----- Records for processing
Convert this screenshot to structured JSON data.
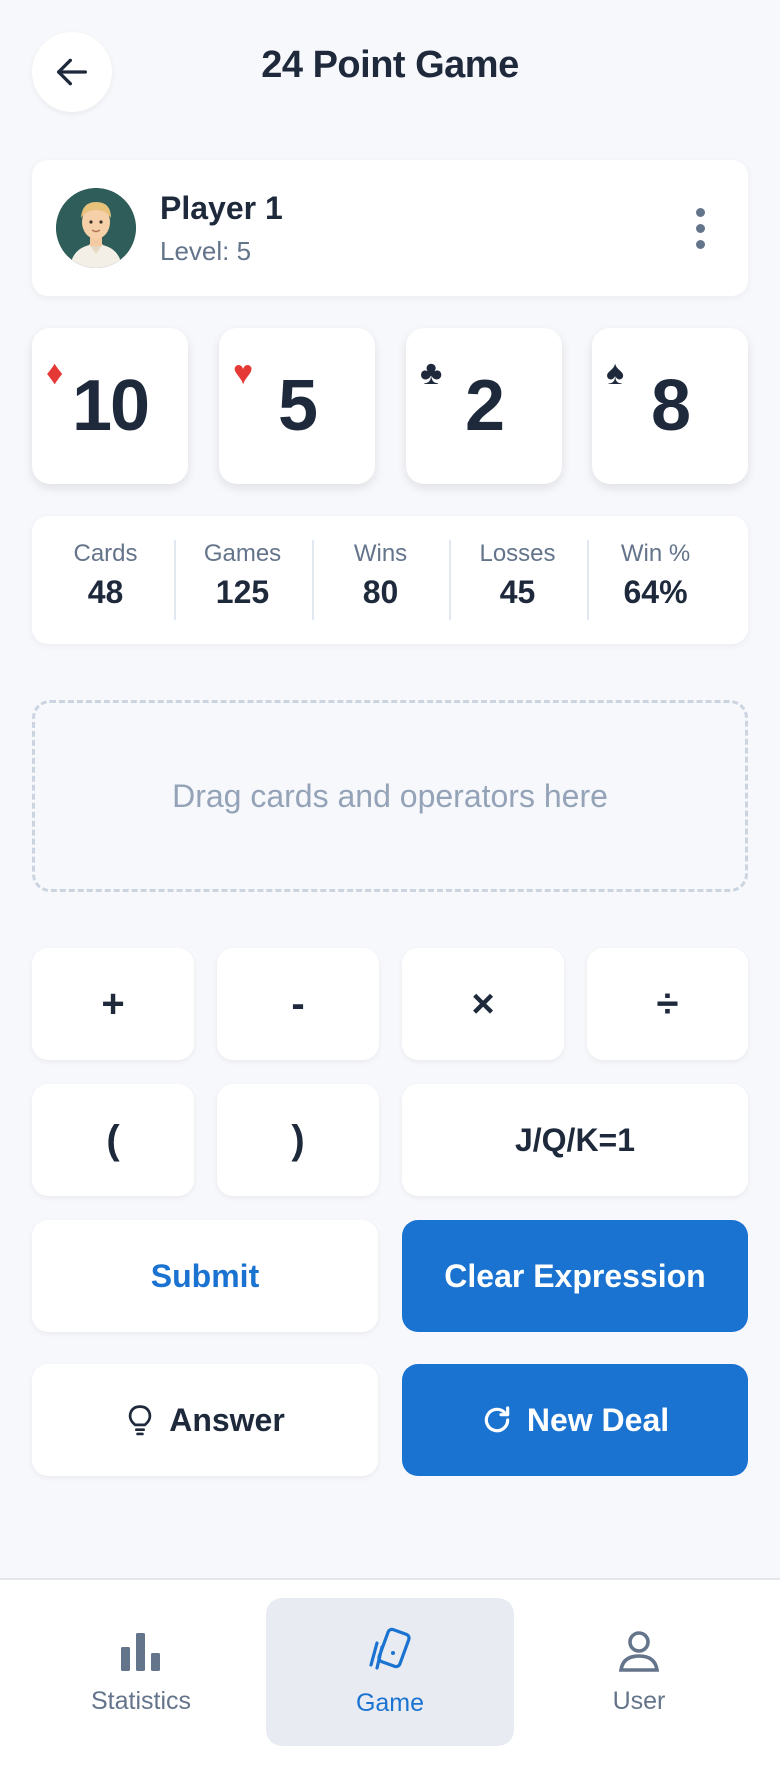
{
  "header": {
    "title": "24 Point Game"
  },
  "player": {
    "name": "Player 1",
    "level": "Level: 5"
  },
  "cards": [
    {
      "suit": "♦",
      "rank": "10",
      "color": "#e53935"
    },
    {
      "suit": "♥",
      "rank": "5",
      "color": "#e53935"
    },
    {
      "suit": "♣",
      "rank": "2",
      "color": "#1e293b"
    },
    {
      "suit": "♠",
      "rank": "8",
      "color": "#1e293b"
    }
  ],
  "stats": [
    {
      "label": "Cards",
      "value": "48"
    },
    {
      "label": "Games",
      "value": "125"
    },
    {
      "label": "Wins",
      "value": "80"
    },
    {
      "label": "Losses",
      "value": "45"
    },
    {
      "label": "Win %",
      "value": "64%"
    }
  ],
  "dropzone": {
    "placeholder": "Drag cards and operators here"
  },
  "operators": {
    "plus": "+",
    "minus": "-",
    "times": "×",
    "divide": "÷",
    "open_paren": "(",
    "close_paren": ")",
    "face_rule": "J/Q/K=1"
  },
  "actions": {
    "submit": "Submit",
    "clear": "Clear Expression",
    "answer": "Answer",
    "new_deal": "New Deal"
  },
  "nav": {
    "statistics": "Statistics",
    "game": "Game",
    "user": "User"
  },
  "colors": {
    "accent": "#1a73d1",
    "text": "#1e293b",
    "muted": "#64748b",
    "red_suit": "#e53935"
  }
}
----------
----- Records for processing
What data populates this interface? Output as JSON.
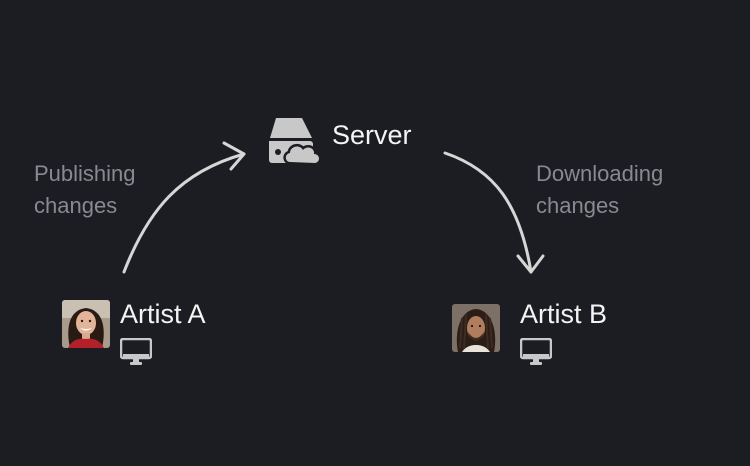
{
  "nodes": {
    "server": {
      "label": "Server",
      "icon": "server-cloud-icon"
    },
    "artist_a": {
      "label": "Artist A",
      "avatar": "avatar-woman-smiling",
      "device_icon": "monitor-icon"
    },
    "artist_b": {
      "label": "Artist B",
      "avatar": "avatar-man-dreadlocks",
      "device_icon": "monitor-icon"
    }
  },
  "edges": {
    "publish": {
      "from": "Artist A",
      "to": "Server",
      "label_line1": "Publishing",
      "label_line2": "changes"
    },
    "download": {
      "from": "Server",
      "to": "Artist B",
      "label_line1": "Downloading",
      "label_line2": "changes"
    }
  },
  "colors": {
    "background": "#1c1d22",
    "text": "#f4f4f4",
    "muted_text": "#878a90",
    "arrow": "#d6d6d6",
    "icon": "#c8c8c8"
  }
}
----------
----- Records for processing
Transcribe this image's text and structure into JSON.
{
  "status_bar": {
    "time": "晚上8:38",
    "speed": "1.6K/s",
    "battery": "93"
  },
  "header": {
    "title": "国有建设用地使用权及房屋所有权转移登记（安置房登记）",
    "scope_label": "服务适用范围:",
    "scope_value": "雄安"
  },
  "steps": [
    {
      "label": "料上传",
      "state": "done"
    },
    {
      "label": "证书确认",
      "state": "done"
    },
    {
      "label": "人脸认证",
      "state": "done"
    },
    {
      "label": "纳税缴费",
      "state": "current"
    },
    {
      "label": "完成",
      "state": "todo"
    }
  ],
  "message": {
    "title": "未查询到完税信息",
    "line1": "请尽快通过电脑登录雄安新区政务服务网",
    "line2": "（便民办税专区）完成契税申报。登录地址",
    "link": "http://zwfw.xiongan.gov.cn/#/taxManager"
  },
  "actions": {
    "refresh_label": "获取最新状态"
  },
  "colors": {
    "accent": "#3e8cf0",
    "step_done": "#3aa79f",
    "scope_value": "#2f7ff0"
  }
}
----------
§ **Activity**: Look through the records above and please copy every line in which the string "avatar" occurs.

§ **Written answer**:
      "avatar": "avatar-woman-smiling",
      "avatar": "avatar-man-dreadlocks",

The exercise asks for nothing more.